At Carmel Academy, our two academic programs run side-by-side – our Core program, for neuro-typically developing students, and our PALS (Providing Alternative Learning Strategies) program, for students who have different learning needs. The students in both programs integrate throughout the day to provide maximum opportunities to live out our values of inclusion and practice the social-emotional learning that promotes our vision of menschlichkeit.
Exposure, however, cannot happen in isolation. Exposure without knowledge and understanding is insufficient. It is our job as educators to teach students about differences in a way that encourages connection and empathy. Without a deeper appreciation for differences, children may not learn how to relate lovingly to someone with a different skin color or religion. Without a deeper understanding, children may not be sensitive to or patient with a peer with a processing delay. This lack of understanding, or innocent ignorance, can be a cause for distance, hate and bullying. In my experience, I find that many anti-bullying programs teach our students what not to do, rather than deeply educating them around differences and pro-social behaviors that will reduce bullying and promote a culture of kindness and acceptance. This is a mistake.
At our school, we have found it useful to follow a program callled SOS: Social Skills in Our Schools, which was created and developed by Dr. Michelle Dunn, a pediatric neuropsychologist out of Montefiore Hospital.
One of the main tenets of the SOS program is to help students understand their own strengths and areas where they need to improve. After participating in the lessons, students recognize and appreciate how these attributes make them unique. For example, we explored the idea that lunch and recess are subjects just like any other. Some students possess the social skills that allow them to be successful during these subjects, while some struggle, as the noise level of the cafeteria or the vastness of the playground cause anxiety for them. One student then compared that level of anxiety to his own when he sees a long division problem, while another shared that he feels anxious when he is faced with reading a long chapter in his book. Acknowledging and sharing their own strengths and growth areas helps our students better understand each other, thus normalizing difference.
While ours has seen success with this program, it may not be the best fit for every school. Alternative models can include: partnering with community agencies that provide special needs/diversity training, providing professional development around differentiation, recognizing and praising students for being kind, organizing parent trainings, and making appreciation of differences and inclusion a part of the school culture. If we invest in teaching kindness and cultivating a spirit of generosity and understanding, we can help eradicate some of the darkness and bring a little more light into our classrooms and schools.
By Lisa Mendler

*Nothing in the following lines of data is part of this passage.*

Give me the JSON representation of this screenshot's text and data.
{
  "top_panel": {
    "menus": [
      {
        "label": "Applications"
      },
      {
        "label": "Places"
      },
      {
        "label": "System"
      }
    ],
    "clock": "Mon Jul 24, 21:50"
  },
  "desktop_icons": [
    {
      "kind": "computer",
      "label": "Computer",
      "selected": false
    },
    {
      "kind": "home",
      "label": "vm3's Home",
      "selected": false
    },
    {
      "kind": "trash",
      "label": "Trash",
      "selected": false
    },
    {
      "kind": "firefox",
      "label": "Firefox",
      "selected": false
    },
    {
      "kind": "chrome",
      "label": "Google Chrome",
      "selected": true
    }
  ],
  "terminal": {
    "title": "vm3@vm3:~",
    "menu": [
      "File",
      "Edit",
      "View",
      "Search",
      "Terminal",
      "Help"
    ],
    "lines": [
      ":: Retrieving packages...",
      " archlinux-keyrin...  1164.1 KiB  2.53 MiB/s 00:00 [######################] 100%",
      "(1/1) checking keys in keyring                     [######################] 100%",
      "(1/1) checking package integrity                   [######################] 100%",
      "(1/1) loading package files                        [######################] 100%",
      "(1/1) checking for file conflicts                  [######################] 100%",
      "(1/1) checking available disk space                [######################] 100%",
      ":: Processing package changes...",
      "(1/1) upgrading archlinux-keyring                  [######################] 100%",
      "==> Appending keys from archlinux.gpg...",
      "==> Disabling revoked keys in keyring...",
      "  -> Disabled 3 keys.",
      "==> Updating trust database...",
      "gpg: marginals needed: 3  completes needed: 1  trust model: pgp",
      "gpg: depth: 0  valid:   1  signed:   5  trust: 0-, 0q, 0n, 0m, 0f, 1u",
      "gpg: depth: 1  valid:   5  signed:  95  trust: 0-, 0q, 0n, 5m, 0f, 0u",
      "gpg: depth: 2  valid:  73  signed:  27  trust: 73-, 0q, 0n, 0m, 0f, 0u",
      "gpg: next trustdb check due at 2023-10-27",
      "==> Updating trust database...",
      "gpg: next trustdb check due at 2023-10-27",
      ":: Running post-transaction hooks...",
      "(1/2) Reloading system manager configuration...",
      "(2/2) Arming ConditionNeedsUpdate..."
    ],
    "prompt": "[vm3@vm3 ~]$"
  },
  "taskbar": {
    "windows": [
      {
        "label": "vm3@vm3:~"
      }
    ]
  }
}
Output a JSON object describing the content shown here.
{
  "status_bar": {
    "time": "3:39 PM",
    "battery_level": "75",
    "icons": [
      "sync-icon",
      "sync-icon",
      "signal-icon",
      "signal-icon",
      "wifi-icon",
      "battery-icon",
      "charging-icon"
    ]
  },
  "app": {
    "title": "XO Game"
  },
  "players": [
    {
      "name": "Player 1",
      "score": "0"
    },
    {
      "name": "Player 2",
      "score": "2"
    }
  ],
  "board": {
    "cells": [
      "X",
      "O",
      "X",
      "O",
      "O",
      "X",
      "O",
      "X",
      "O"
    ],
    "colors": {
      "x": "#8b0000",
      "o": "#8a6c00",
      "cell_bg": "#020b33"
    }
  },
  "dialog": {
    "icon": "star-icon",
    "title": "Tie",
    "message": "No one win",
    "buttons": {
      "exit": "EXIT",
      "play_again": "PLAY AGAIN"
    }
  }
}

Lisa Mendler is the school social worker r at Carmel Academy in Greenwich, Connecticut. She holds a master’s in teaching from Relay Graduate School of Education and a master’s in social work from Hunter College School of Social Work. She lives in New Rochelle with her husband, Rabbi Zachary Sitkin, and her son, Avi.